Could you print the data that follows exactly as given?

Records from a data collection

-*-

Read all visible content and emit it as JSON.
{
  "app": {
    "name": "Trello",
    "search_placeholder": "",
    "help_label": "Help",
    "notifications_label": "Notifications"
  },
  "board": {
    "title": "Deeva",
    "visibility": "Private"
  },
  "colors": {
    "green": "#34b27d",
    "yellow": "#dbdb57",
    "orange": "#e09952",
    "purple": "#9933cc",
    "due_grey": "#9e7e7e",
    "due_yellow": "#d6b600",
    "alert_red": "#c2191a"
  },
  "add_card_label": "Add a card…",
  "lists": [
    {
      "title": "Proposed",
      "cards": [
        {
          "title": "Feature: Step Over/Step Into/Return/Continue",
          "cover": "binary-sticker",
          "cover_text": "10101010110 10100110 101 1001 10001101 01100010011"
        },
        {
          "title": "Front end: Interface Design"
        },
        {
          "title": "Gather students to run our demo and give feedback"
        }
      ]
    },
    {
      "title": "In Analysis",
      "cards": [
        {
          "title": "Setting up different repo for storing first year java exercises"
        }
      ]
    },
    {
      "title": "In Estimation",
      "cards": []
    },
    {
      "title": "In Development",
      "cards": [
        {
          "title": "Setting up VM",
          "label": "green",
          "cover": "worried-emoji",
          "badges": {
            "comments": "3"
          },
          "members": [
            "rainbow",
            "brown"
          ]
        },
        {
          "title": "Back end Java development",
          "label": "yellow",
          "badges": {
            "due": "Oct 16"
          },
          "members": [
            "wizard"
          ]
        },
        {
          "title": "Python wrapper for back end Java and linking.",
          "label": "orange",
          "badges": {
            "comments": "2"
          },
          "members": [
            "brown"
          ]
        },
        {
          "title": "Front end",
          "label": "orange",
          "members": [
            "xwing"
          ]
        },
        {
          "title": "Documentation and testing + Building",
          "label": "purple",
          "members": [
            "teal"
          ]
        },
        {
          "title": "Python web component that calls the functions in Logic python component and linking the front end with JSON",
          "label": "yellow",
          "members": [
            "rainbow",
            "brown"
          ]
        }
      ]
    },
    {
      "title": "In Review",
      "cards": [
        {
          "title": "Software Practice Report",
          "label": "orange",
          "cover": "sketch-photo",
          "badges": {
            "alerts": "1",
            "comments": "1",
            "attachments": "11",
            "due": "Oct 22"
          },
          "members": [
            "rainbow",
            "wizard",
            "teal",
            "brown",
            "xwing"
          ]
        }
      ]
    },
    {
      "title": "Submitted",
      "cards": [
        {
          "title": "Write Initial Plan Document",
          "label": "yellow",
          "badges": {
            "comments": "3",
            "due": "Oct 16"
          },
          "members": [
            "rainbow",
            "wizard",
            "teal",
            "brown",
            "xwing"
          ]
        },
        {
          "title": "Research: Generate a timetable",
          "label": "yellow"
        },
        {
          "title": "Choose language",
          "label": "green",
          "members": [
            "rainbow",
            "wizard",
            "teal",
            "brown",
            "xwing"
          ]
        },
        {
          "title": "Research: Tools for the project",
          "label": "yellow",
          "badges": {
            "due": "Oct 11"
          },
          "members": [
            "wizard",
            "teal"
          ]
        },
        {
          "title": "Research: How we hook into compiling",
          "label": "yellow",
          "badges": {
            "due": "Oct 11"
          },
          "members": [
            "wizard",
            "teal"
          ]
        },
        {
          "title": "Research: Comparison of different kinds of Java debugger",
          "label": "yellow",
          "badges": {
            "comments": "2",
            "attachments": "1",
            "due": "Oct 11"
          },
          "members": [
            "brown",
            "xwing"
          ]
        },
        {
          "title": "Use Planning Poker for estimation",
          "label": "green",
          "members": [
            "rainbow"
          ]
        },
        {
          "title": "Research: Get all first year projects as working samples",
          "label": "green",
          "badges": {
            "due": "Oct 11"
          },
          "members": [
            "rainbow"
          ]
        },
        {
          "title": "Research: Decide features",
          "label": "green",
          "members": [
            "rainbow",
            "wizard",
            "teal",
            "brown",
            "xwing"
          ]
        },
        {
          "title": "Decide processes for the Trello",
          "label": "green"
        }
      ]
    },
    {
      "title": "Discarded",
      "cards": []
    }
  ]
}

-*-

Answer:
Read all visible content and emit it as JSON.
{
  "app": {
    "name": "Trello",
    "search_placeholder": "",
    "help_label": "Help",
    "notifications_label": "Notifications"
  },
  "board": {
    "title": "Deeva",
    "visibility": "Private"
  },
  "colors": {
    "green": "#34b27d",
    "yellow": "#dbdb57",
    "orange": "#e09952",
    "purple": "#9933cc",
    "due_grey": "#9e7e7e",
    "due_yellow": "#d6b600",
    "alert_red": "#c2191a"
  },
  "add_card_label": "Add a card…",
  "lists": [
    {
      "title": "Proposed",
      "cards": [
        {
          "title": "Feature: Step Over/Step Into/Return/Continue",
          "cover": "binary-sticker",
          "cover_text": "10101010110 10100110 101 1001 10001101 01100010011"
        },
        {
          "title": "Front end: Interface Design"
        },
        {
          "title": "Gather students to run our demo and give feedback"
        }
      ]
    },
    {
      "title": "In Analysis",
      "cards": [
        {
          "title": "Setting up different repo for storing first year java exercises"
        }
      ]
    },
    {
      "title": "In Estimation",
      "cards": []
    },
    {
      "title": "In Development",
      "cards": [
        {
          "title": "Setting up VM",
          "label": "green",
          "cover": "worried-emoji",
          "badges": {
            "comments": "3"
          },
          "members": [
            "rainbow",
            "brown"
          ]
        },
        {
          "title": "Back end Java development",
          "label": "yellow",
          "badges": {
            "due": "Oct 16"
          },
          "members": [
            "wizard"
          ]
        },
        {
          "title": "Python wrapper for back end Java and linking.",
          "label": "orange",
          "badges": {
            "comments": "2"
          },
          "members": [
            "brown"
          ]
        },
        {
          "title": "Front end",
          "label": "orange",
          "members": [
            "xwing"
          ]
        },
        {
          "title": "Documentation and testing + Building",
          "label": "purple",
          "members": [
            "teal"
          ]
        },
        {
          "title": "Python web component that calls the functions in Logic python component and linking the front end with JSON",
          "label": "yellow",
          "members": [
            "rainbow",
            "brown"
          ]
        }
      ]
    },
    {
      "title": "In Review",
      "cards": [
        {
          "title": "Software Practice Report",
          "label": "orange",
          "cover": "sketch-photo",
          "badges": {
            "alerts": "1",
            "comments": "1",
            "attachments": "11",
            "due": "Oct 22"
          },
          "members": [
            "rainbow",
            "wizard",
            "teal",
            "brown",
            "xwing"
          ]
        }
      ]
    },
    {
      "title": "Submitted",
      "cards": [
        {
          "title": "Write Initial Plan Document",
          "label": "yellow",
          "badges": {
            "comments": "3",
            "due": "Oct 16"
          },
          "members": [
            "rainbow",
            "wizard",
            "teal",
            "brown",
            "xwing"
          ]
        },
        {
          "title": "Research: Generate a timetable",
          "label": "yellow"
        },
        {
          "title": "Choose language",
          "label": "green",
          "members": [
            "rainbow",
            "wizard",
            "teal",
            "brown",
            "xwing"
          ]
        },
        {
          "title": "Research: Tools for the project",
          "label": "yellow",
          "badges": {
            "due": "Oct 11"
          },
          "members": [
            "wizard",
            "teal"
          ]
        },
        {
          "title": "Research: How we hook into compiling",
          "label": "yellow",
          "badges": {
            "due": "Oct 11"
          },
          "members": [
            "wizard",
            "teal"
          ]
        },
        {
          "title": "Research: Comparison of different kinds of Java debugger",
          "label": "yellow",
          "badges": {
            "comments": "2",
            "attachments": "1",
            "due": "Oct 11"
          },
          "members": [
            "brown",
            "xwing"
          ]
        },
        {
          "title": "Use Planning Poker for estimation",
          "label": "green",
          "members": [
            "rainbow"
          ]
        },
        {
          "title": "Research: Get all first year projects as working samples",
          "label": "green",
          "badges": {
            "due": "Oct 11"
          },
          "members": [
            "rainbow"
          ]
        },
        {
          "title": "Research: Decide features",
          "label": "green",
          "members": [
            "rainbow",
            "wizard",
            "teal",
            "brown",
            "xwing"
          ]
        },
        {
          "title": "Decide processes for the Trello",
          "label": "green"
        }
      ]
    },
    {
      "title": "Discarded",
      "cards": []
    }
  ]
}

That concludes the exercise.